Fed reviewing stress test procedures
April 1, 2014 – The Federal Reserve this past weekend announced that it is reviewing the procedures of its stress tests, according to reports, which this year required 30 banks with more than $50 billion in assets to be tested to ensure they have sufficient capital to withstand an economic crisis.
The Federal Reserve issued a correction to the capital ratios in this year’s results on March 21. The correction did not affect which banks passed the exam and only minimally altered some of their capital ratios. Because of this correction, Reuters reported that the U.S. central bank could tweak its procedures of the stress tests going forward.
In October, NCUA’s board released a proposed rule for periodic stress testing by NCUA of credit unions with $10 billion or more in assets.
The rule would require federally insured credit unions with assets of $10 billion or more to submit to stress tests conducted by NCUA and to give NCUA capital plans each year. The four affected credit unions would be required to perform capital analyses, such as a sensitivity analysis to look at the effect of changes in variables, parameters and inputs on capital.
NAFCU is concerned about the purported benefits of the proposal relative to its costs. The proposal poses significant costs for the four affected credit unions, and, because the NCUSIF would bear the cost of NCUA stress testing, reduces the available funds to protect all credit unions. To NAFCU’s knowledge, all four of the covered credit unions already conduct and finance their own stress testing and capital planning.
NAFCU opposes the rule as drafted and urges against its adoption.
Federal Reserve statement

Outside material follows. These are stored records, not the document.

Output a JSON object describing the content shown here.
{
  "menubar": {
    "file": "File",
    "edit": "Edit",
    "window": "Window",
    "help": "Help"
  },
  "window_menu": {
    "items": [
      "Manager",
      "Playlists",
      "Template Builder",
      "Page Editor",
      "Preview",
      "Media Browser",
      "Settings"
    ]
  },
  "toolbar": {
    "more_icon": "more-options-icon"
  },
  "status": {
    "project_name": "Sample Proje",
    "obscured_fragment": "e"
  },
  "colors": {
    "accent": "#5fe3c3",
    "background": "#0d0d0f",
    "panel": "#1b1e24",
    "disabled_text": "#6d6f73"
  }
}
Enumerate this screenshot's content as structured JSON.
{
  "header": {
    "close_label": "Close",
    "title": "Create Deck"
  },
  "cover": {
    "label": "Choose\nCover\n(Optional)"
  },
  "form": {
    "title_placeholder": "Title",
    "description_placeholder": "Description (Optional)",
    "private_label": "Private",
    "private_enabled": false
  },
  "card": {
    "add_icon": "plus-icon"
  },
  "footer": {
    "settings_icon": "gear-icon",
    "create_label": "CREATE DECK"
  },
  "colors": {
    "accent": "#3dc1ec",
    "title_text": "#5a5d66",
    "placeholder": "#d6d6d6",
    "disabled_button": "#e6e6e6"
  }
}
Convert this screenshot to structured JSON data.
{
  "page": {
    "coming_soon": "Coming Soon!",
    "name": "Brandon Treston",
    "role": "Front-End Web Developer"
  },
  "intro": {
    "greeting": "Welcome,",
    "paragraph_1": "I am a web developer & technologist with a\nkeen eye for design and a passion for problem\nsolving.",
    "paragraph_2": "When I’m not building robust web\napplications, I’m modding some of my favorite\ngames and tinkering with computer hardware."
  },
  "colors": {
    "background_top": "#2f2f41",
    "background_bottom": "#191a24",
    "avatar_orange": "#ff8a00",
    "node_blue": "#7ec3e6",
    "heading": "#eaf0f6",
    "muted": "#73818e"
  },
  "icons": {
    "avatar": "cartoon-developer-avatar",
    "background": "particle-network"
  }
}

"Hunt: NCUA stress-test proposal is more burden with little benefit" 12/31/13
"Proposal calls for NCUA stress tests of big CUs" 10/25/13